As Masters champion Bubba Watson is an attraction wherever he goes now – even when playing on his own.
But in San Francisco today he will be far from alone. He will be with Tiger Woods and Phil Mickelson, and the centre of attention when the US Open began.
“Two legends. One has won 70-odd sometimes (100 if you count worldwide rather than just PGA Tour) and the other 40 times – obviously it’s going to be a little different,” said Watson.
“One is probably number one of all time and one is probably top five for sure. No intimidation, though. I’ve played with those guys before. Know them. Good friends.
“I’m guessing we’re going to have big crowds (even with a tee-off time of 7.33am that’s a given). Your mental focus, your preparation is different. Everything is heightened a little bit. Hopefully I step up my game.
“Obviously at the end of it, at the end of the week or the end of my couple of days of playing with them, you look back and you learn from them.
“You watch how they handle their situation. You wonder how they handle a bad lie. You learn from two legends of the game, seeing how they go about their business. These are the people I grew up watching in high school. Now I’m getting to play with them. It’s going to be like Sunday at The Masters.”
That should make the 33-year-old feel better if his nerves need calming – things turned out fine there. But the Olympic Club is a far stiffer test than Augusta National and, with a newly-adopted baby son to take care of, Watson has not played that much since.
“We need to be on top of our game for 18 holes. I don’t want to come out here and shoot 80.
“There’s an 80 lurking. You’re going to make bogeys, not many birdies. It’s about trying to make par somehow.
“You know the US Open is going to challenge you in all aspects of your game. That’s the challenge for all of us this week.”
As for his higher profile now that he has a major, Watson admits it has its challenges.
“Everybody starts asking questions and golf is the last thing. It’s been a tough road trying to get back to focusing on golf.

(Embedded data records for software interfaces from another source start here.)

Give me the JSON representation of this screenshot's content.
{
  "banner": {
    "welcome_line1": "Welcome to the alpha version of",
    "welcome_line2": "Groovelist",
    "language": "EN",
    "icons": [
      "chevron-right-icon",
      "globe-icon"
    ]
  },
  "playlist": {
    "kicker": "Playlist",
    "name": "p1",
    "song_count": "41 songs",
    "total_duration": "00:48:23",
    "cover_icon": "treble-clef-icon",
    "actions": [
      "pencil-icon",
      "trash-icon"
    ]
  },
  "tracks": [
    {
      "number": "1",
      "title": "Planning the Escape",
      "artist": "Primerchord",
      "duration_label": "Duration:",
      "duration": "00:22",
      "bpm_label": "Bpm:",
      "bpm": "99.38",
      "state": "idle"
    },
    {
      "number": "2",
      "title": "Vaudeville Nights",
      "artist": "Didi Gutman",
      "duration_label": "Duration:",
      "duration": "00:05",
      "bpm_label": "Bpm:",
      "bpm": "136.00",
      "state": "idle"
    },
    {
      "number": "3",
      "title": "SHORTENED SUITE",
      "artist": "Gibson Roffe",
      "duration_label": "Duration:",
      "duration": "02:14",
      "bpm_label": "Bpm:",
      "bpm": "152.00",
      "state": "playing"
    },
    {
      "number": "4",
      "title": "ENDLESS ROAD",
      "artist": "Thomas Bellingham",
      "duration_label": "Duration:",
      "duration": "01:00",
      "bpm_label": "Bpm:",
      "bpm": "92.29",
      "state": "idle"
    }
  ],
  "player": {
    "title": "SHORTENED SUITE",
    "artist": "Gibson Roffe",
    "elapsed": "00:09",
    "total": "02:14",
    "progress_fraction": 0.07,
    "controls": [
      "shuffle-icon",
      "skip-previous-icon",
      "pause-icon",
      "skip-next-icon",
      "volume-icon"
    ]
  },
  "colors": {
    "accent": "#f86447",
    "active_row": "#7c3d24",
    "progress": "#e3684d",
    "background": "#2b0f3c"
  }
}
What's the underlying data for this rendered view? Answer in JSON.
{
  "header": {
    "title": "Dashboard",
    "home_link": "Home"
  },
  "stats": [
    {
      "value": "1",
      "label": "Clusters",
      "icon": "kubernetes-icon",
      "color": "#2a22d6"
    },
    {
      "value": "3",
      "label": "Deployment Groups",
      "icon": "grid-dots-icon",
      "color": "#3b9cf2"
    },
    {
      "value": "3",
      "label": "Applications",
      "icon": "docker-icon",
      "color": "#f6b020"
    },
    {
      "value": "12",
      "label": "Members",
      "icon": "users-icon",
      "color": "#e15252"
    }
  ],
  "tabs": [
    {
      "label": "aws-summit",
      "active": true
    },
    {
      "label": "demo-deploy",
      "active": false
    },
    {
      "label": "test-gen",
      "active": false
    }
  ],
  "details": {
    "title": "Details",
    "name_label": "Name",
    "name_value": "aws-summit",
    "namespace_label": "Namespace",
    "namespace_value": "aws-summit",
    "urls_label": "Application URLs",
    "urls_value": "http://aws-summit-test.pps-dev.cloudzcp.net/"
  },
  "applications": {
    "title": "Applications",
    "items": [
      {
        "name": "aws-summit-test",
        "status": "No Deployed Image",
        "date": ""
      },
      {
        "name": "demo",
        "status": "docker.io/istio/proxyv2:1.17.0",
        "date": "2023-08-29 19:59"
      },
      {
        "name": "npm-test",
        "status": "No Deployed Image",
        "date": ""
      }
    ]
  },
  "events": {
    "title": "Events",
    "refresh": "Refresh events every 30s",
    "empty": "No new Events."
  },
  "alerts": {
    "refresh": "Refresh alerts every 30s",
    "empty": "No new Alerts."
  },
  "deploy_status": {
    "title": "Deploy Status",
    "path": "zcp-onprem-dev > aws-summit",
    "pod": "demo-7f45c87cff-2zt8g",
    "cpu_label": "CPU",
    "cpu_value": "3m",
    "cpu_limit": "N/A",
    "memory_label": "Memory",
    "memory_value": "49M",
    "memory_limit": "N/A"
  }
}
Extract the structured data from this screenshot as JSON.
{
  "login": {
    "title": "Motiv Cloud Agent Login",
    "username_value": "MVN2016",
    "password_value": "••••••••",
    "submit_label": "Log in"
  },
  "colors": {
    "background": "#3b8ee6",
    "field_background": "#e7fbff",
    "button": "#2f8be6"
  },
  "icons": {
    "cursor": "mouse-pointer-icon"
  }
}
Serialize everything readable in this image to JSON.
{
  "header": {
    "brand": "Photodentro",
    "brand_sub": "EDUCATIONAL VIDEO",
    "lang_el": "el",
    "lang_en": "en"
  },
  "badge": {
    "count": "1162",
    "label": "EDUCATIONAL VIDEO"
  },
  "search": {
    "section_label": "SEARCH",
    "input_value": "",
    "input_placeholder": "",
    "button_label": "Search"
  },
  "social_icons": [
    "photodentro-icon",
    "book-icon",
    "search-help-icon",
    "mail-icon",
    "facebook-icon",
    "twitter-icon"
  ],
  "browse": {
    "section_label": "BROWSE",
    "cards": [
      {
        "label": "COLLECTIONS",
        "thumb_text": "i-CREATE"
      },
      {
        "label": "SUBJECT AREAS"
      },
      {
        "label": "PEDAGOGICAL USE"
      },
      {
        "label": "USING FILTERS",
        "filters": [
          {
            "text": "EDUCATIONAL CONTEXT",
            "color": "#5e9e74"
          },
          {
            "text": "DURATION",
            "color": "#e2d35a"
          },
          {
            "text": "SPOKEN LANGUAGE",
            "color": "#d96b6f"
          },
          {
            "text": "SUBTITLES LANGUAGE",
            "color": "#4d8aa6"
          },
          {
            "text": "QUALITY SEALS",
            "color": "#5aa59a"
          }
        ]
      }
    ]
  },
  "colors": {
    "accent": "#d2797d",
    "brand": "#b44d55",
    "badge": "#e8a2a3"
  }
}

Not that his career is the most important thing in his life.
“The best part is I became a dad, adopted a son (just before his Masters win). Winning is great, but being a father is the best part.”